Where music and materiality meet.
An experimental approach to materials and their properties is where the sculptures of Robert Cervera are born. In his studio lie bags of concrete, large mixing buckets, and shelves full of assorted tools and instruments. The cool atmosphere is dynamic: numerous completed works line the walls and floor, indicating how those raw, industrial materials are moulded into something new. Of note are the bumpy concrete forms that hold emerging plastic tubing, and green cough syrup transgressing a boundary drawn onto a concrete slab, where organic outlines contrast with rigid structures. Cervera’s work is process-driven: experimentation with materials forge ideas, which further push the investigation, generating a perpetual loop. This approach is notorious, as every wall accommodates pictures for inspiration, maquettes, sketches, paintings and photographs of his robust creations.
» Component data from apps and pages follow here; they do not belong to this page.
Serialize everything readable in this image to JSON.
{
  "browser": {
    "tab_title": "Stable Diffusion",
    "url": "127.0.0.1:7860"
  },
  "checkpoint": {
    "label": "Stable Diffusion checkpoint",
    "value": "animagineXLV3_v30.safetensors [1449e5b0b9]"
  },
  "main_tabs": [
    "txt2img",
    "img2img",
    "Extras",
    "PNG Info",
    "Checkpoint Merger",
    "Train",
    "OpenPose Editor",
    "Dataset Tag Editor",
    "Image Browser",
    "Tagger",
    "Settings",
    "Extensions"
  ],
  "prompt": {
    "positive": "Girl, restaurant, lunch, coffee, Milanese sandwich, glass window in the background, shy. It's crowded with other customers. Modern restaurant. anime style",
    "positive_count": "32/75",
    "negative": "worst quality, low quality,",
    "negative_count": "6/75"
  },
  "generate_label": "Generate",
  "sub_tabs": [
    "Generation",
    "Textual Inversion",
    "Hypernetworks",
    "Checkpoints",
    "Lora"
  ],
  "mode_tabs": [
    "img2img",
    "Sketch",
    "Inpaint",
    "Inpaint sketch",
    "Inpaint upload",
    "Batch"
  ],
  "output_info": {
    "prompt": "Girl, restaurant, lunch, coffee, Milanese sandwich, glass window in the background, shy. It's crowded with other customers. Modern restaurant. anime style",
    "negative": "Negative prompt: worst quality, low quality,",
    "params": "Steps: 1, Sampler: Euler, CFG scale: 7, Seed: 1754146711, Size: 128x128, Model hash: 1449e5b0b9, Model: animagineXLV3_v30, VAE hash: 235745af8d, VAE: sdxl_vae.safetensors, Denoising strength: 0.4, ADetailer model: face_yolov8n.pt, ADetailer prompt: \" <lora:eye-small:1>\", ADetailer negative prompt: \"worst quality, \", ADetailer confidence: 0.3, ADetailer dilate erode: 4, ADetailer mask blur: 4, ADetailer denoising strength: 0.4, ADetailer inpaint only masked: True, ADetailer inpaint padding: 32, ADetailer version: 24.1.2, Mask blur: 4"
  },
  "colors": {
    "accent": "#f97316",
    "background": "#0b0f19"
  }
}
The space functions for both the physical making of work and peaceful moments of thinking, composing and sketching, the latter seen in the personal attributes dotted around: stacks of CDs, bookshelves, a sound system. Music is vital and a wide variety of genres are continually played – currently, he reveals that “New York avant-garde music from the 60s onwards is competing with European Renaissance”. There is an intense focus upon what he listens to – especially since Cervera studied music and has just started writing his own compositions. As he creates notes by blowing into transparent cylinders, the studio becomes embodied in the abundance of polyphony.